In this place, Paul begins by noting the subjective response, and then goes on to declare the objective elements of objective gospel—death, burial, resurrection.
In This Room:
The work of the Father was before all worlds. The work of the Son was outside Jerusalem, two thousand years ago. The work of the Spirit is here and now, in this room. The Spirit’s work in all of this began on the day of Pentecost, when the Spirit was poured out in Jerusalem, and the words about Christ were preached in the streets of Jerusalem. Keep in mind what God is doing—He is saving the world. The earth will be as full of the knowledge of the Lord as the waters cover the sea. Two thousand years ago, the Spirit was poured out in the streets of the city of man, and the gutters have been wet ever since. Some places we are already ankle deep, but oceanic glory is coming. Are you trying to avoid it? What are you going to do, stand on your chair?
So Put Out Your Hand:
This gospel reality exists independently of you. But you are summoned. You are invited. You are called. The gospel is objective forgiveness that God would place in your hand. What are you called to do? You are called to extend your hand, palm up. That is faith, and faith is the sole instrument for receiving the blessings of the gospel.
Do not dispute. Do not wrangle. Do not carp at words. Just extend your hand. Do not imitate those amateur high Calvinists who claim they cannot extend their hand. In defense of the prerogatives of the Potter, they tell the Potter not to tell them what to do.
The Praise of His Glory:
When grimy sinners are cleansed, all the glory goes to God. Philosophy can’t do this. Renewal projects cannot do it. Legislation cannot fix it. What can restore a drunk and drug addict? What can free men and women from the chains of lust? What can liberate us from churchy self-righteousness? The answer is, of course, exactly what the old gospel song said, which is nothing but the blood of Jesus.

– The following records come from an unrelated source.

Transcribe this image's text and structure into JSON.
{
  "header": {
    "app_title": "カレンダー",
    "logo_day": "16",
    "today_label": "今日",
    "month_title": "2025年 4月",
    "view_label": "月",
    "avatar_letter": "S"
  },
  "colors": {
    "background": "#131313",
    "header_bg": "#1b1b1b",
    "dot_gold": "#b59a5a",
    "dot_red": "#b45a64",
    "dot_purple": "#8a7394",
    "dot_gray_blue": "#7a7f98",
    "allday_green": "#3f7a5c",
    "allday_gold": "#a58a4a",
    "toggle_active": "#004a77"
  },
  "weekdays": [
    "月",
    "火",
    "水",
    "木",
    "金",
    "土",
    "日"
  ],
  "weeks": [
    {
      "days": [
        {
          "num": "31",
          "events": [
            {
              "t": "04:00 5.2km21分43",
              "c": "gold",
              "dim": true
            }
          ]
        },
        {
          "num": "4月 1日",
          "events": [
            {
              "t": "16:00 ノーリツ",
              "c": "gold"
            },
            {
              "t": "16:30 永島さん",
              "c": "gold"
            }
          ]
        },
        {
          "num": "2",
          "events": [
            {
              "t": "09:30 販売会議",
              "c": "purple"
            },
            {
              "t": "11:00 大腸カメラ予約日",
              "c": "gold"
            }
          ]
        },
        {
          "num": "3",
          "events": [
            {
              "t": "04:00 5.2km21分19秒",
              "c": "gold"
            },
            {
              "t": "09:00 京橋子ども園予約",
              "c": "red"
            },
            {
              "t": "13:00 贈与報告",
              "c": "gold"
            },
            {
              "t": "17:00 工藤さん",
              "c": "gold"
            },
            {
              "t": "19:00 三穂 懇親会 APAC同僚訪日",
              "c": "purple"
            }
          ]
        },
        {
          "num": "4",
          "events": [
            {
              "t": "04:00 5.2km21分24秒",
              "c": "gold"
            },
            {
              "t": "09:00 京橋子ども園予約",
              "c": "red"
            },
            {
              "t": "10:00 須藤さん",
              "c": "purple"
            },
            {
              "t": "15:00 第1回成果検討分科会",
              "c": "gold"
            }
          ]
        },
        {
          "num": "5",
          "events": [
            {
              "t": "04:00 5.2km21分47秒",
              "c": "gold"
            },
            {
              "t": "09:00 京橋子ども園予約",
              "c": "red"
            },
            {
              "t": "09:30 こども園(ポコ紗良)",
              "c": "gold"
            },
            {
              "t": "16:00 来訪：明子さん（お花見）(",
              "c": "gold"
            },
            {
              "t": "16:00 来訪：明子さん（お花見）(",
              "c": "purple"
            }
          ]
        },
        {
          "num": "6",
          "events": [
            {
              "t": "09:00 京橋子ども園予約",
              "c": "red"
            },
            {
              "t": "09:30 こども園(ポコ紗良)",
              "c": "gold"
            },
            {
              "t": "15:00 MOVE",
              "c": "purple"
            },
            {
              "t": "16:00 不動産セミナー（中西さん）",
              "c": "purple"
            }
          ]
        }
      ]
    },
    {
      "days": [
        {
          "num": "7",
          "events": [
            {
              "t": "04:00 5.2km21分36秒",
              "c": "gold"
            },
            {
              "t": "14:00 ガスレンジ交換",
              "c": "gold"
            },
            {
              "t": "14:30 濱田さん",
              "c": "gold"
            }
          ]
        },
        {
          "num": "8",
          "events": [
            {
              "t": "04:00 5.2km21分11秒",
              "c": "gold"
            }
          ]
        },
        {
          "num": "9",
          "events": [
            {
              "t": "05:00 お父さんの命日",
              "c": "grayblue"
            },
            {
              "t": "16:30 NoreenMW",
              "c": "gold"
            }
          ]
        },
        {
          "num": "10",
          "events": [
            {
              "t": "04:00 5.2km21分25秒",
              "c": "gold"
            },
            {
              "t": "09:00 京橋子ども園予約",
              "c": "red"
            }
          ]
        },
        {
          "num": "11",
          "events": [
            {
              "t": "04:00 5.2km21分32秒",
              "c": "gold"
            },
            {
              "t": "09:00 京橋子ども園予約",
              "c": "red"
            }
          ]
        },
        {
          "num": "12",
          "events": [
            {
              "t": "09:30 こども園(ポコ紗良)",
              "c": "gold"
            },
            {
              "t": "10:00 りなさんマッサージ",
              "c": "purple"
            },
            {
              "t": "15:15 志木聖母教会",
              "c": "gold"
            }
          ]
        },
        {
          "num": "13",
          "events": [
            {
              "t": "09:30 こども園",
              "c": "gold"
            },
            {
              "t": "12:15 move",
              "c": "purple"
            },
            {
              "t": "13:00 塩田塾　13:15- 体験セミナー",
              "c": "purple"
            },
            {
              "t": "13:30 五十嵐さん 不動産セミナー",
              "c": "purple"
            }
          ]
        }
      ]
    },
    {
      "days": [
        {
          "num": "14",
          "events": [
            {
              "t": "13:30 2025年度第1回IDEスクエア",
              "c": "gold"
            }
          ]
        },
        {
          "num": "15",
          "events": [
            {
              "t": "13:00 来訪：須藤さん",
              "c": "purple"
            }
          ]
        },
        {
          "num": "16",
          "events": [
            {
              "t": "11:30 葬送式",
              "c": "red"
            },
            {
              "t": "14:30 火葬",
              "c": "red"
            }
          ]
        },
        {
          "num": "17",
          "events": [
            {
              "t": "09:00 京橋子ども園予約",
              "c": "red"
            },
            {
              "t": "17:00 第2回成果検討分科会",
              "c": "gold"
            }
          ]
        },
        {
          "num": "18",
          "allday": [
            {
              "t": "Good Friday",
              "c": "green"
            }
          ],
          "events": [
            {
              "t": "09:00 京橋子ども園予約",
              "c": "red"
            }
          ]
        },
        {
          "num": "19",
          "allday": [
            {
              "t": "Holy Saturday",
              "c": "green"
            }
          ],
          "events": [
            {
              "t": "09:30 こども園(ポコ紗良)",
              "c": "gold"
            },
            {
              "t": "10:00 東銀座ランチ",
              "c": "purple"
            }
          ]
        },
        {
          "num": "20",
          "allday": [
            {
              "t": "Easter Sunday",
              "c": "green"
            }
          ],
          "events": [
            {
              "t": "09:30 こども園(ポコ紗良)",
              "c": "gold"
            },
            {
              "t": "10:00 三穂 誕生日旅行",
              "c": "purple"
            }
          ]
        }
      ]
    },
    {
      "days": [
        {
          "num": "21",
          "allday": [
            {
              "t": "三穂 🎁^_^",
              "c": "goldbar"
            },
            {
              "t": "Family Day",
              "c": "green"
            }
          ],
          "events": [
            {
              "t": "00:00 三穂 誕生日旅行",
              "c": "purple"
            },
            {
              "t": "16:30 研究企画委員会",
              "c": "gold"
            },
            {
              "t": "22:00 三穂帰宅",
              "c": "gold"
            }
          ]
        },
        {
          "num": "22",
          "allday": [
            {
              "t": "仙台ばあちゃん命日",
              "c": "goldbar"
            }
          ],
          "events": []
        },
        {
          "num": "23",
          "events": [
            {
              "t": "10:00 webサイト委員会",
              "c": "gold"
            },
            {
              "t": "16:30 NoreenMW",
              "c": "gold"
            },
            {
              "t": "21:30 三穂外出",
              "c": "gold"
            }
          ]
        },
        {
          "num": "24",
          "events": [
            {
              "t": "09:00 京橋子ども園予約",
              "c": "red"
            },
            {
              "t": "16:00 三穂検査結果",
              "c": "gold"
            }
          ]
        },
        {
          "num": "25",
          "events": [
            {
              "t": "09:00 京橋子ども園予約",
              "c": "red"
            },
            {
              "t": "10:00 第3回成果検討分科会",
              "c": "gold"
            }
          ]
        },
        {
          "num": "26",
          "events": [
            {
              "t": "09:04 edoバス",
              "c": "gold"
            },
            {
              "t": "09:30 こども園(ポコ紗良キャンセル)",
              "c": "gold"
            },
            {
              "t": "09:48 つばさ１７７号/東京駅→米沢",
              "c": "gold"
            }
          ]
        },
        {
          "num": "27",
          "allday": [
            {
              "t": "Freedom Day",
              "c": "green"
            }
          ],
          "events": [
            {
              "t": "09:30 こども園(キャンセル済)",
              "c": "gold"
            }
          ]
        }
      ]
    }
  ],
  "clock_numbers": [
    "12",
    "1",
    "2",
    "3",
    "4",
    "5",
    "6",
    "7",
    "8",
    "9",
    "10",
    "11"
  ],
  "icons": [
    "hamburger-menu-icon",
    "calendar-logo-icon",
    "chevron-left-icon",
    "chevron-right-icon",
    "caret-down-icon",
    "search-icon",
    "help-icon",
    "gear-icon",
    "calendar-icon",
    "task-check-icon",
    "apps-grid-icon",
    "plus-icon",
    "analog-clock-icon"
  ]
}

When a sinner is saved, the sinner gets the forgiveness and joy. But who gets the glory? Paul was at pains to emphasize this in the passage surrounding our text. What He does results in praise of the glory of His grace (v. 6). He hauled us out of the mire so that we might be to the praise of His glory (v. 12). The culmination of our salvation is to the praise of His glory (v. 14). We are talking about God’s glory, but never forget that in this context we are talking about the glory of His grace.
What could possibly glorify the glory of God? The answer is porn addicts, drunks, liars, thieves, abortionists, sodomites, gluttons, and whores. The mines of God are deep, and He brings up the most unlikely ore. But when the propitiatory smelting is done, and the Craftsman of God is finished with us in His workshop, the crown that results is true glory added to infinite glory.